Leadership and Democracy LabWestern Social Science

Political Overview of South Africa

28/10/2016

Primary Analyst: Claire Okrainetz

Team Leader: Jake MacDonnell

South Africa is a parliamentary republic led by President Jacob Zumba, who serves as both the chief of state and head of government. Currently the African National Congress (ANC) party, led by Zumba, holds a majority government, controlling 62 percent of parliament. The ANC was brought to power in 1994 under the leadership of Nelson Mandela. Zumba was elected as the President and leader of the party in 2009 and re-elected in 2014, with the next election scheduled for 2019. The ANC is focused mainly on job creation and the racial unity of South Africa. Zumba promised in the 2014 election that he would create 6 million new jobs, specifically stating that he will “create jobs and promote job placement, especially for the youth.”

Large portions of the programs introduced by the ANC since their rise to power have addressed raising basic living conditions for all South Africans. This includes bringing electricity to 5 million households since 2001, expanding the water infrastructure to now reach 90% of households, and improving basic sanitation. Public health and safety have also benefitted through programs such as expanding the refuse removal services and improving primary health care. Together, these programs have increased South Africa’s life expectancy, from 53.4 years in 2004 to 62.5 years in 2015, while decreased the infant mortality rate. Additional infrastructure problems that the ANC is improving are regarding settlement (housing), and public transportation. It is in conjunction with health and infrastructure programs that South Africa’s economic policies can prosper, as the first step to a prosperous country is a well maintained infrastructure and a healthy population. This applies directly to the ‘Expand Public Works Programme’ (EPWP); through which over 5 million work opportunities have been created for poor and unemployed people.

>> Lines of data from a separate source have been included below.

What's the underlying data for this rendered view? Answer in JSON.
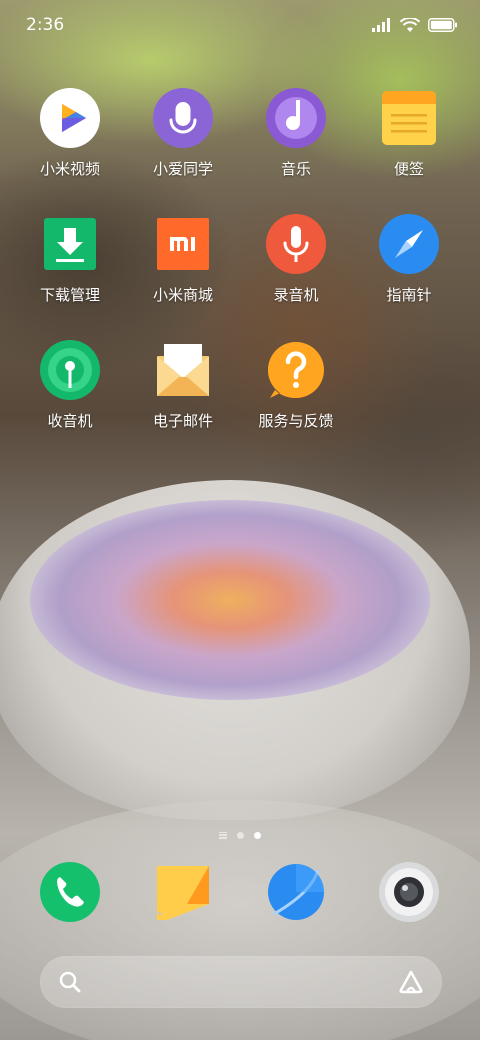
{
  "status_bar": {
    "time": "2:36",
    "icons": [
      "signal-icon",
      "wifi-icon",
      "battery-icon"
    ]
  },
  "apps": [
    {
      "label": "小米视频",
      "icon": "mi-video-icon",
      "color": "#ffffff"
    },
    {
      "label": "小爱同学",
      "icon": "xiaoai-icon",
      "color": "#8b65d6"
    },
    {
      "label": "音乐",
      "icon": "music-icon",
      "color": "#8a5ad4"
    },
    {
      "label": "便签",
      "icon": "notes-icon",
      "color": "#ffc233"
    },
    {
      "label": "下载管理",
      "icon": "download-icon",
      "color": "#13b86b"
    },
    {
      "label": "小米商城",
      "icon": "mi-store-icon",
      "color": "#ff6a2b"
    },
    {
      "label": "录音机",
      "icon": "recorder-icon",
      "color": "#f05a3c"
    },
    {
      "label": "指南针",
      "icon": "compass-icon",
      "color": "#2a8cf0"
    },
    {
      "label": "收音机",
      "icon": "radio-icon",
      "color": "#14b86b"
    },
    {
      "label": "电子邮件",
      "icon": "email-icon",
      "color": "#f6c870"
    },
    {
      "label": "服务与反馈",
      "icon": "help-icon",
      "color": "#ffa51f"
    }
  ],
  "page_indicator": {
    "pages": 2,
    "current": 2
  },
  "dock": [
    {
      "name": "phone",
      "icon": "phone-icon",
      "color": "#14c06c"
    },
    {
      "name": "messages",
      "icon": "message-icon",
      "color": "#ffb020"
    },
    {
      "name": "browser",
      "icon": "browser-icon",
      "color": "#2a8cf0"
    },
    {
      "name": "camera",
      "icon": "camera-icon",
      "color": "#d9dadc"
    }
  ],
  "search": {
    "icon": "search-icon",
    "assistant_icon": "xiaoai-assistant-icon"
  }
}
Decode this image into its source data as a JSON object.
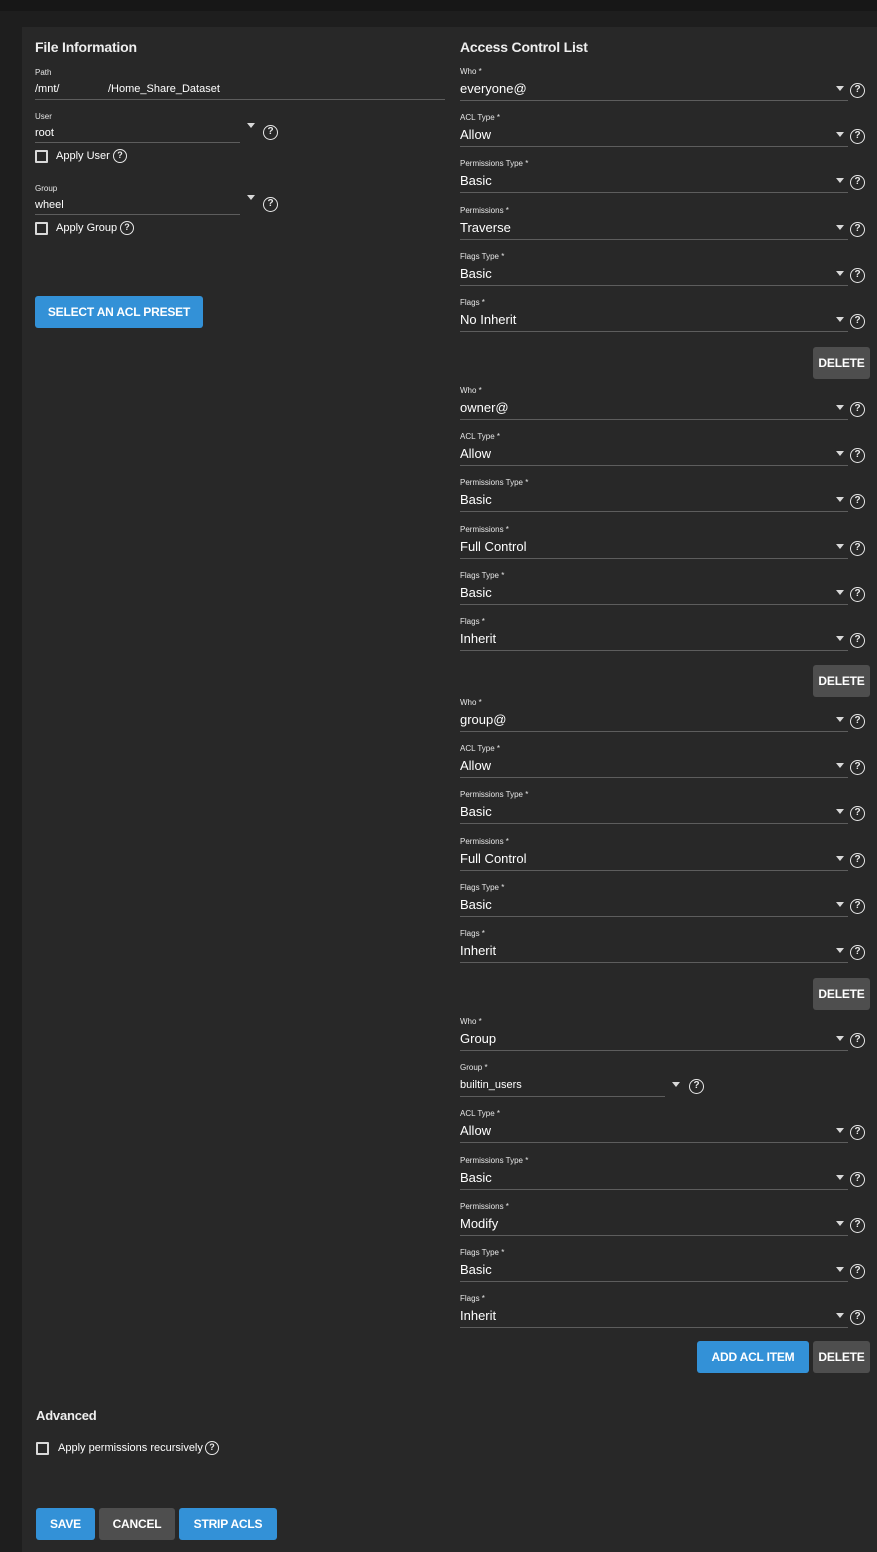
{
  "file_info": {
    "title": "File Information",
    "path_label": "Path",
    "path_prefix": "/mnt/",
    "path_suffix": "/Home_Share_Dataset",
    "user_label": "User",
    "user_value": "root",
    "apply_user_label": "Apply User",
    "group_label": "Group",
    "group_value": "wheel",
    "apply_group_label": "Apply Group",
    "preset_button": "SELECT AN ACL PRESET"
  },
  "acl": {
    "title": "Access Control List",
    "labels": {
      "who": "Who *",
      "acl_type": "ACL Type *",
      "perm_type": "Permissions Type *",
      "perms": "Permissions *",
      "flags_type": "Flags Type *",
      "flags": "Flags *",
      "group": "Group *"
    },
    "items": [
      {
        "who": "everyone@",
        "acl_type": "Allow",
        "perm_type": "Basic",
        "perms": "Traverse",
        "flags_type": "Basic",
        "flags": "No Inherit"
      },
      {
        "who": "owner@",
        "acl_type": "Allow",
        "perm_type": "Basic",
        "perms": "Full Control",
        "flags_type": "Basic",
        "flags": "Inherit"
      },
      {
        "who": "group@",
        "acl_type": "Allow",
        "perm_type": "Basic",
        "perms": "Full Control",
        "flags_type": "Basic",
        "flags": "Inherit"
      },
      {
        "who": "Group",
        "group": "builtin_users",
        "acl_type": "Allow",
        "perm_type": "Basic",
        "perms": "Modify",
        "flags_type": "Basic",
        "flags": "Inherit"
      }
    ],
    "delete_label": "DELETE",
    "add_label": "ADD ACL ITEM"
  },
  "advanced": {
    "title": "Advanced",
    "recursive_label": "Apply permissions recursively"
  },
  "footer": {
    "save": "SAVE",
    "cancel": "CANCEL",
    "strip": "STRIP ACLS"
  },
  "colors": {
    "primary": "#3391d7",
    "grey_button": "#4e4e4e",
    "card": "#282828",
    "background": "#1e1e1e"
  }
}
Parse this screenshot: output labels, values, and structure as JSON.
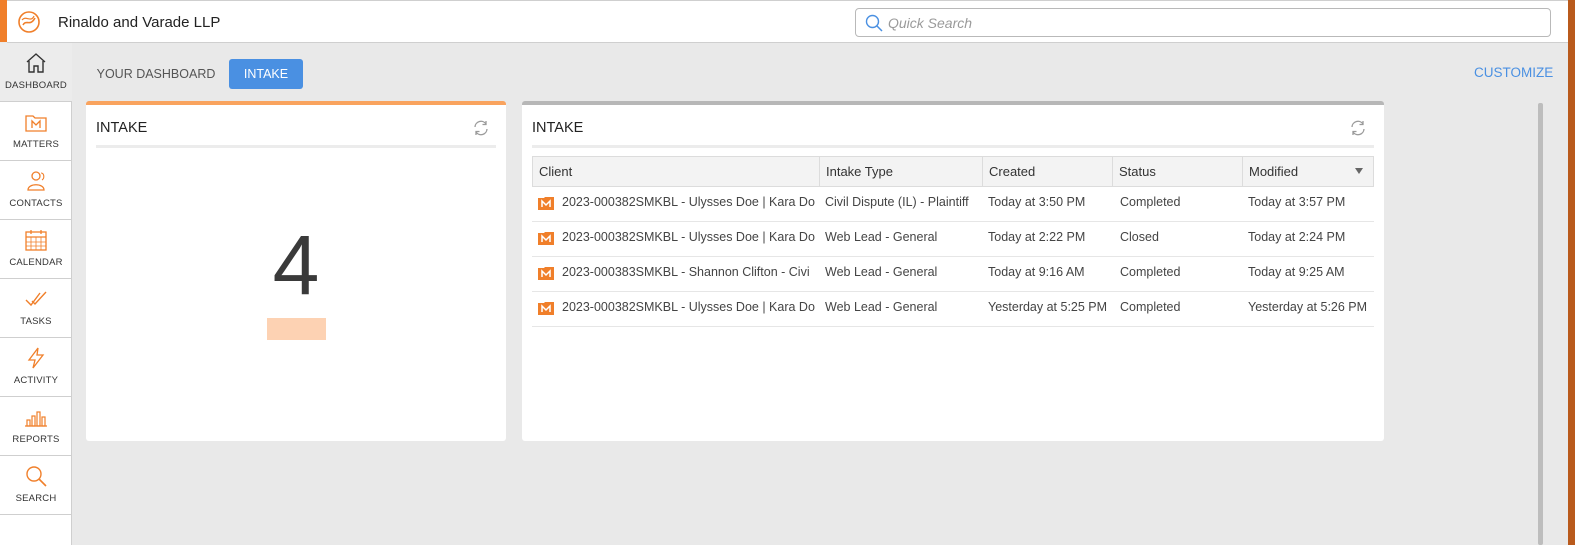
{
  "app": {
    "firm_name": "Rinaldo and Varade LLP",
    "accent": "#f07f2a",
    "link_color": "#4a90e2"
  },
  "search": {
    "placeholder": "Quick Search",
    "value": ""
  },
  "sidebar": {
    "items": [
      {
        "label": "DASHBOARD",
        "icon": "home-icon",
        "active": true
      },
      {
        "label": "MATTERS",
        "icon": "matters-icon",
        "active": false
      },
      {
        "label": "CONTACTS",
        "icon": "contacts-icon",
        "active": false
      },
      {
        "label": "CALENDAR",
        "icon": "calendar-icon",
        "active": false
      },
      {
        "label": "TASKS",
        "icon": "tasks-icon",
        "active": false
      },
      {
        "label": "ACTIVITY",
        "icon": "activity-icon",
        "active": false
      },
      {
        "label": "REPORTS",
        "icon": "reports-icon",
        "active": false
      },
      {
        "label": "SEARCH",
        "icon": "search-icon",
        "active": false
      }
    ]
  },
  "tabs": {
    "your_dashboard": "YOUR DASHBOARD",
    "intake": "INTAKE",
    "customize": "CUSTOMIZE"
  },
  "widget_count": {
    "title": "INTAKE",
    "count": "4"
  },
  "widget_table": {
    "title": "INTAKE",
    "columns": [
      "Client",
      "Intake Type",
      "Created",
      "Status",
      "Modified"
    ],
    "rows": [
      [
        "2023-000382SMKBL - Ulysses Doe | Kara Do",
        "Civil Dispute (IL) - Plaintiff",
        "Today at 3:50 PM",
        "Completed",
        "Today at 3:57 PM"
      ],
      [
        "2023-000382SMKBL - Ulysses Doe | Kara Do",
        "Web Lead - General",
        "Today at 2:22 PM",
        "Closed",
        "Today at 2:24 PM"
      ],
      [
        "2023-000383SMKBL - Shannon Clifton - Civi",
        "Web Lead - General",
        "Today at 9:16 AM",
        "Completed",
        "Today at 9:25 AM"
      ],
      [
        "2023-000382SMKBL - Ulysses Doe | Kara Do",
        "Web Lead - General",
        "Yesterday at 5:25 PM",
        "Completed",
        "Yesterday at 5:26 PM"
      ]
    ]
  }
}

A policy introduced early in the ANCs mandate is that of ‘Investing in the Future, Getting young people working - An employment Strategy of the ANCYL’. This policy outlines the job creation goals of the ANC, it is specific to youth but also addresses unemployment as a whole, and is a policy that still influences South Africa today. The outlined steps of this policy are:

  1. ‘to increase the total number of jobs in the economy’
  2. ‘increase the proportion of total available jobs which are channeled to youth.’
  3. ‘to introduce special programmes which serve both to provide temporary employment for youth and to increase their levels of skills and "employability"
  4. ‘to promote self-employment and collective employment programmes for young people.’[1]

With unemployment is still a main issue in South Africa, although less so than in 1998 when this policy was developed, this outline is still prevalent in the ANC government. Solving unemployment applies to Fintech as this industry addresses both job creation as a whole, and also consists mainly of younger generations interested in technology and software development, addressing South Africa’s top unemployed demographic. Fintech can also help close the gap of who in the country has access to financial services at this brings financial independence into the home, helping in the effort to bring about social equality.

The party in power prior to ANC is the Reunion National Party, which was in power from 1948-1994. The RNCs main platform was strict racial segregation in all aspects of living, this policy is called Apartheid. The National Party enforced Apartheid for the duration of their power. As a result of this segregation, many civil rights activists opposed social exclusion, and political parties based around racial equality overcame the political spectrum. The most notable member of this battle for racial equality was Nelson Mandela, the leader of the ANC party. South Africa adopted a new constitution in 1996 which is grounded in the freedom charter. A reformation of the constitution was necessary as apartheid came to an end with the election of the ANC.

The main political pressure groups are The Congress of South African Trade Unions (COSATU) and South Africa Communist Party (SACP). COSATU was started in 1985 and the group is based upon ‘unity talks between unions opposed to apartheid and committed to a non-racial, non-sexist and democratic South Africa’. This group’s main focus is to end racism and empower those who were disempowered during apartheid. The Communist Party and the ANC were intertwined in many ways, so close ideologically that Nelson Mandela is confirmed to have sat on the central committee. These three political parties, the ANC, COSATU, and SACP, are so closely aligned that they were at a time part of a tripartite alliance. This further demonstrates that parties were divided into two categories, with apartheid or against it, as these three parties were traditionally not aligned together.

Since South Africa became a democracy in 1994 and the last election was held in 2014, there are only 10 years of voting data. From this Data (figure 1) it is clear that voter turnout has declined, which is not uncommon in countries around the world. In 1994, the first democratic election had the highest turnout at 86% of the population. Turnout has been progressively lower since then, reaching its lowest in the 2014 election. This may be due to the fact that the ANC has been in power for the past ten years, which has led to political disinterest from voters who believe that the consistency of ANC rule means that their individual votes don’t matter as much. South Africa would not be an outlier in this regard, as voters not thinking that their vote matters is a problem in most democracies today that has yet to be solved. South Africa has a rich political history, but is still struggling mainly with the issues of segregation and unemployment. The introduction and expansion of the Fintech industry in South Africa, while not the end all to these problems, has the potential to be at least a tool in their mitigation.